Now they have been granted a premises licence for the club, and are moving forward with improvements which will cement its place in the town’s history.

Dave, who finished trading at the Phoenix last month after seven years, said: “This place could have gone one of two ways, knocked down and turned into flats or boarded up and left to become derelict.

“We’re going to bring it back to life, keep the venue traditional and to club standards.

“It’s an important part of the community. We’ve got the facilities and it’ll be open doors.

“At the moment, we have got people going out of the area to the Glebe Centre and others because there’s no real places for them.

“There’s nothing like a building of this size in the town any more.

“They’ve lost the Vane Tempest, which was a real loss for people, and Dawdon Club.”

The club will change its name from New Seaham Workingmen’s Club to New Seaham Sports and Social Club, but Dave added: “It will always be known as The Knack.”

Tesco took possession of the Phoenix on Monday and contractors are due to begin work ahead of its opening in May.

The Knack was bought after it went into receivership under its last bosses.
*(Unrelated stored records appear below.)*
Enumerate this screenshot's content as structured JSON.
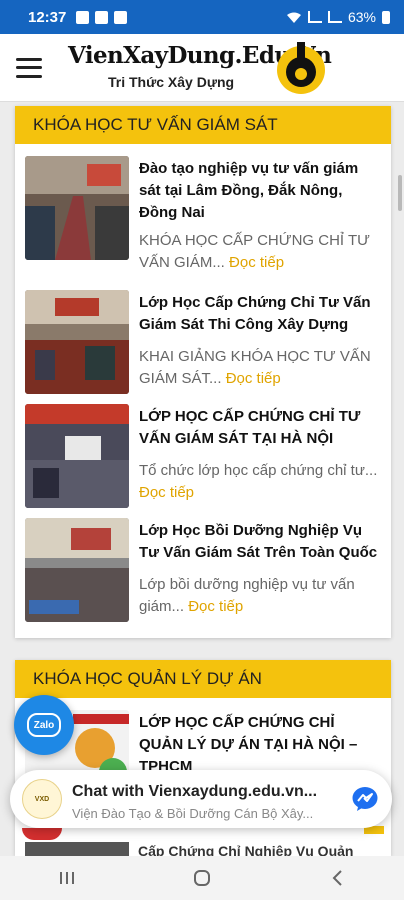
{
  "status_bar": {
    "time": "12:37",
    "battery": "63%"
  },
  "header": {
    "logo_title": "VienXayDung.Edu.Vn",
    "logo_subtitle": "Tri Thức Xây Dựng",
    "menu_icon": "hamburger-icon"
  },
  "sections": [
    {
      "title": "KHÓA HỌC TƯ VẤN GIÁM SÁT",
      "posts": [
        {
          "title": "Đào tạo nghiệp vụ tư vấn giám sát tại Lâm Đồng, Đắk Nông, Đồng Nai",
          "excerpt": "KHÓA HỌC CẤP CHỨNG CHỈ TƯ VẤN GIÁM...",
          "read_more": "Đọc tiếp"
        },
        {
          "title": "Lớp Học Cấp Chứng Chỉ Tư Vấn Giám Sát Thi Công Xây Dựng",
          "excerpt": "KHAI GIẢNG KHÓA HỌC TƯ VẤN GIÁM SÁT...",
          "read_more": "Đọc tiếp"
        },
        {
          "title": "LỚP HỌC CẤP CHỨNG CHỈ TƯ VẤN GIÁM SÁT TẠI HÀ NỘI",
          "excerpt": "Tổ chức lớp học cấp chứng chỉ tư...",
          "read_more": "Đọc tiếp"
        },
        {
          "title": "Lớp Học Bồi Dưỡng Nghiệp Vụ Tư Vấn Giám Sát Trên Toàn Quốc",
          "excerpt": "Lớp bồi dưỡng nghiệp vụ tư vấn giám...",
          "read_more": "Đọc tiếp"
        }
      ]
    },
    {
      "title": "KHÓA HỌC QUẢN LÝ DỰ ÁN",
      "posts": [
        {
          "title": "LỚP HỌC CẤP CHỨNG CHỈ QUẢN LÝ DỰ ÁN TẠI HÀ NỘI – TPHCM",
          "excerpt": "",
          "read_more": ""
        }
      ]
    }
  ],
  "zalo": {
    "label": "Zalo"
  },
  "chat": {
    "title": "Chat with Vienxaydung.edu.vn...",
    "subtitle": "Viện Đào Tạo & Bồi Dưỡng Cán Bộ Xây..."
  },
  "partial_post_title": "Cấp Chứng Chỉ Nghiệp Vụ Quản",
  "colors": {
    "accent": "#f4c20d",
    "status_bar": "#1565c0",
    "link": "#e0a400"
  }
}
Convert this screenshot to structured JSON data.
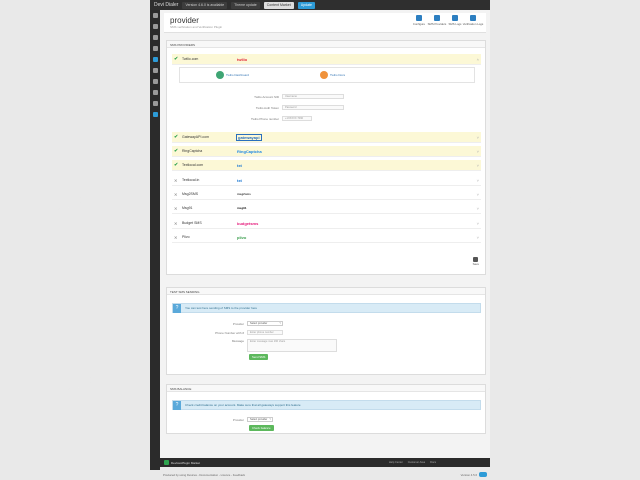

A handful of people had objected to the new licence application but issues were resolved through mediation, which allowed the businessmen to explain the late licence until midnight would only be used for weekend functions.

In addition to general improvements to the club, which was founded in 1907 as a social club for the nearby Seaham Colliery, a wall will be dedicated to the building’s history.

Club prices will remain, with the bar to enter the dominoes league and host pub games once again.

The function suite will be available for hire for free and open to community groups to host their meetings and women are now allowed in all its rooms.

The smoking area is to be moved to the rear of the property to reduce disturbance to residents.